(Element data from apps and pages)
•••••

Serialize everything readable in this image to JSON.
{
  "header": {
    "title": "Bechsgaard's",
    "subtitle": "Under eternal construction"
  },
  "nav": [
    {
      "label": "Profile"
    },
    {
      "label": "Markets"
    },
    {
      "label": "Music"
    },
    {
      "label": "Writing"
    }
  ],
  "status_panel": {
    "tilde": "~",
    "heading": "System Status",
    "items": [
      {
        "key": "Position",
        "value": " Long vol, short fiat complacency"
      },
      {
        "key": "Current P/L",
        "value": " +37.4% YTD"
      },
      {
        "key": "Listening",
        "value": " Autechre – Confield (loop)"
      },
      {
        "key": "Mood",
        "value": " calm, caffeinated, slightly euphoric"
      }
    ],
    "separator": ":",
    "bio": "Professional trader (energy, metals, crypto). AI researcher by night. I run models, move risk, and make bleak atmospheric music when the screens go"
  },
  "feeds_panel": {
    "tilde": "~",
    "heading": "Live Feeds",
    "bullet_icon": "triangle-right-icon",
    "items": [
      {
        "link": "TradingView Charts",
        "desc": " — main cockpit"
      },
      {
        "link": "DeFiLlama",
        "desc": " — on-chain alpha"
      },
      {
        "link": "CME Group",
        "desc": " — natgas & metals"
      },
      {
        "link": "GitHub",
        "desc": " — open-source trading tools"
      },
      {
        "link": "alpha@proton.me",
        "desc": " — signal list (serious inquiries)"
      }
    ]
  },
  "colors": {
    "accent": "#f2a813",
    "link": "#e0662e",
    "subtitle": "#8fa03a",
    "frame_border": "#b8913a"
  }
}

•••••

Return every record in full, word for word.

Serialize everything readable in this image to JSON.
{
  "header": {
    "title": "Bechsgaard's",
    "subtitle": "Under eternal construction"
  },
  "nav": [
    {
      "label": "Profile"
    },
    {
      "label": "Markets"
    },
    {
      "label": "Music"
    },
    {
      "label": "Writing"
    }
  ],
  "status_panel": {
    "tilde": "~",
    "heading": "System Status",
    "items": [
      {
        "key": "Position",
        "value": " Long vol, short fiat complacency"
      },
      {
        "key": "Current P/L",
        "value": " +37.4% YTD"
      },
      {
        "key": "Listening",
        "value": " Autechre – Confield (loop)"
      },
      {
        "key": "Mood",
        "value": " calm, caffeinated, slightly euphoric"
      }
    ],
    "separator": ":",
    "bio": "Professional trader (energy, metals, crypto). AI researcher by night. I run models, move risk, and make bleak atmospheric music when the screens go"
  },
  "feeds_panel": {
    "tilde": "~",
    "heading": "Live Feeds",
    "bullet_icon": "triangle-right-icon",
    "items": [
      {
        "link": "TradingView Charts",
        "desc": " — main cockpit"
      },
      {
        "link": "DeFiLlama",
        "desc": " — on-chain alpha"
      },
      {
        "link": "CME Group",
        "desc": " — natgas & metals"
      },
      {
        "link": "GitHub",
        "desc": " — open-source trading tools"
      },
      {
        "link": "alpha@proton.me",
        "desc": " — signal list (serious inquiries)"
      }
    ]
  },
  "colors": {
    "accent": "#f2a813",
    "link": "#e0662e",
    "subtitle": "#8fa03a",
    "frame_border": "#b8913a"
  }
}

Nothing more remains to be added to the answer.